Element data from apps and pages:
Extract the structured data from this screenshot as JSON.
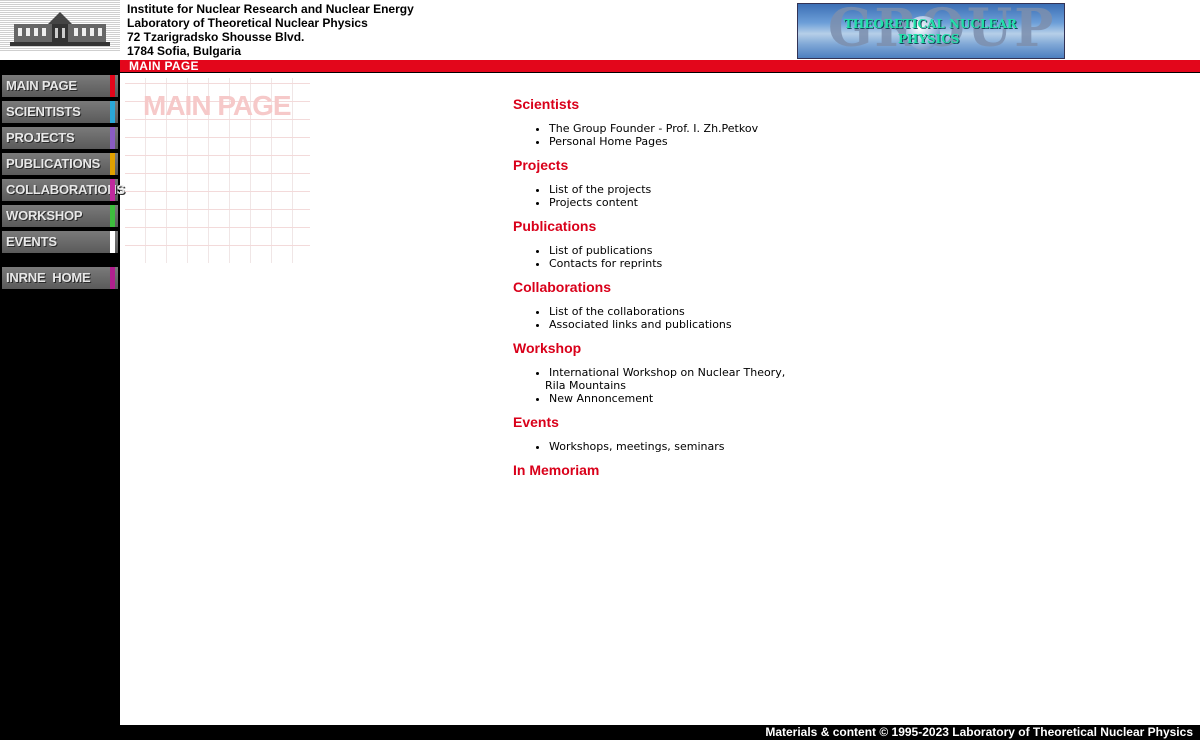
{
  "header": {
    "address_lines": [
      "Institute for Nuclear Research and Nuclear Energy",
      "Laboratory of Theoretical Nuclear Physics",
      "72 Tzarigradsko Shousse Blvd.",
      "1784 Sofia, Bulgaria"
    ],
    "group_logo": {
      "big_text": "GROUP",
      "line1": "THEORETICAL NUCLEAR",
      "line2": "PHYSICS"
    }
  },
  "page_title": "MAIN PAGE",
  "watermark_text": "MAIN PAGE",
  "sidebar": {
    "items": [
      {
        "label": "MAIN PAGE",
        "accent": "#e3061b"
      },
      {
        "label": "SCIENTISTS",
        "accent": "#2aa7d8"
      },
      {
        "label": "PROJECTS",
        "accent": "#8a5cc2"
      },
      {
        "label": "PUBLICATIONS",
        "accent": "#e0a000"
      },
      {
        "label": "COLLABORATIONS",
        "accent": "#c02a9e"
      },
      {
        "label": "WORKSHOP",
        "accent": "#3ebd3e"
      },
      {
        "label": "EVENTS",
        "accent": "#ffffff"
      }
    ],
    "home": {
      "label": "INRNE  HOME",
      "accent": "#b0208e"
    }
  },
  "content": {
    "sections": [
      {
        "title": "Scientists",
        "links": [
          "The Group Founder - Prof. I. Zh.Petkov",
          "Personal Home Pages"
        ]
      },
      {
        "title": "Projects",
        "links": [
          "List of the projects",
          "Projects content"
        ]
      },
      {
        "title": "Publications",
        "links": [
          "List of publications",
          "Contacts for reprints"
        ]
      },
      {
        "title": "Collaborations",
        "links": [
          "List of the collaborations",
          "Associated links and publications"
        ]
      },
      {
        "title": "Workshop",
        "links": [
          "International Workshop on Nuclear Theory,",
          "New Annoncement"
        ],
        "continuation": "Rila Mountains"
      },
      {
        "title": "Events",
        "links": [
          "Workshops, meetings, seminars"
        ]
      },
      {
        "title": "In Memoriam",
        "links": []
      }
    ]
  },
  "footer": "Materials & content © 1995-2023 Laboratory of Theoretical Nuclear Physics",
  "colors": {
    "accent_red": "#e3061b",
    "heading_red": "#d9001a"
  }
}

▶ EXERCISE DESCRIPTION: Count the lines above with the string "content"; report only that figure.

▶ ANSWER: 3